- If you feel your life is relatively on track, creating more vitality may simply mean soaking moments in a little more – rather than zooming along, as I know I do at times.
- Rituals such as lighting a candle when you sort your diary out on a sunday night, or simply brewing your tea mindfully once a day, can be ways to create a little more meaning and richness in your life.
- If you have a spiritual or religious tradition, is there a way you could revive or reconnect with this?
- Whenever you can, practise making space for difficult thoughts, feelings, urges – in the service of letting your values guide you in life, rather than your thoughts and emotions. So that you can get meaningful stuff done, no matter what your mind might have to say about things!

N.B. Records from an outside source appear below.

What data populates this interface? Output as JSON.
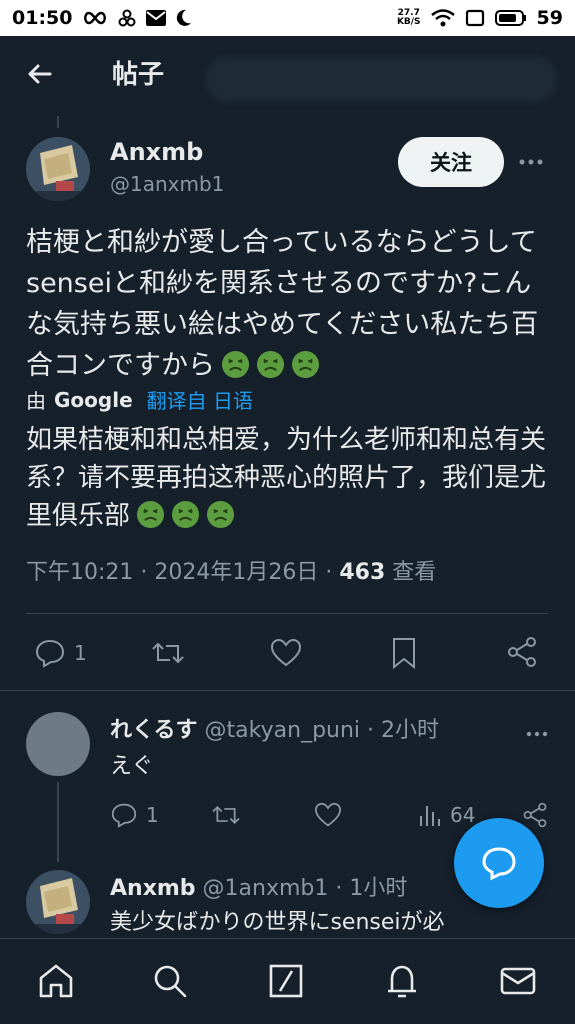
{
  "status_bar": {
    "time": "01:50",
    "net_speed_top": "27.7",
    "net_speed_unit": "KB/S",
    "battery": "59"
  },
  "header": {
    "title": "帖子"
  },
  "tweet": {
    "author_name": "Anxmb",
    "author_handle": "@1anxmb1",
    "follow_label": "关注",
    "text": "桔梗と和紗が愛し合っているならどうしてsenseiと和紗を関系させるのですか?こんな気持ち悪い絵はやめてください私たち百合コンですから",
    "translate_by": "由",
    "translate_provider": "Google",
    "translate_from": "翻译自 日语",
    "translated_text": "如果桔梗和和总相爱，为什么老师和和总有关系？请不要再拍这种恶心的照片了，我们是尤里俱乐部",
    "timestamp": "下午10:21 · 2024年1月26日 · ",
    "views_count": "463",
    "views_label": " 查看",
    "reply_count": "1"
  },
  "replies": [
    {
      "name": "れくるす",
      "meta": " @takyan_puni · 2小时",
      "text": "えぐ",
      "reply_count": "1",
      "views_count": "64"
    },
    {
      "name": "Anxmb",
      "meta": " @1anxmb1 · 1小时",
      "text": "美少女ばかりの世界にsenseiが必"
    }
  ],
  "colors": {
    "background": "#15202b",
    "accent": "#1d9bf0",
    "muted": "#8b98a5",
    "emoji_green": "#5c9e3f"
  },
  "icons": [
    "back-arrow-icon",
    "more-icon",
    "reply-icon",
    "retweet-icon",
    "like-icon",
    "bookmark-icon",
    "share-icon",
    "views-icon",
    "compose-reply-icon",
    "home-icon",
    "search-icon",
    "compose-icon",
    "notifications-icon",
    "messages-icon",
    "nauseated-face-emoji"
  ]
}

- Do check out Dr Nic Hooper’s diary for valued action, here! (this is not an affiliate link).
- Maybe at the end of the day, with gentle curiosity, thoughtfully sift through the day’s activities. Notice where you felt you were living on purpose, with meaning, and how that felt; notice what helped, and what didn’t.
- The #365daysofcompassion hashtag on Twitter is an excellent one to follow, for some daily encouragement on this path. It is curated by Chris Winson, @chisi_98.
- Above all,
Be gentle with yourself always, you are doing the very best you can right now
Often, especially if we are going through a rough time, are anxious or depressed maybe, we need to ask ourselves questions more like these, posed by Fiona Healy O’Neill on twitter not long ago:
“What would it be like to treat this moment as enough? What would it be like to let go of being “good”, to let life flow, to be as I am & love as I love? What would it be like to trust more & care less?”
And sometimes, when you’re in those darkest of dark spaces,
All you may be able to do is to let grace carry you awhile
It can be this simple, this beautiful, and this hard.
This post on the “Working with ACT” blog is excellent, please do read it. It offers a grounded, rich and practical perspective.
- Man’s search for meaning by Viktor Frankl. One of the best books ever, but perhaps don’t read it if you are currently going through a very dark time.
- Finding your own north star by Martha Beck, the best life-coach in the world imho, and who may be an ACT therapist in disguise! and a wonderful read.
- Your life on purpose by McKay, Forysth & Eifert. Also an excellent read, all the more powerful having been written whilst the authors were each going through very difficult times personally.
- Working identity by Herminia Ibarra (this is work- and career-focused).
- Tuesdays with Morrie by Mitch Albom (have a few boxes of tissues handy for this one).
- The bull’s eye exercise
- List of values by Russ Harris
- Valued living questionnaire
- The life compass worksheet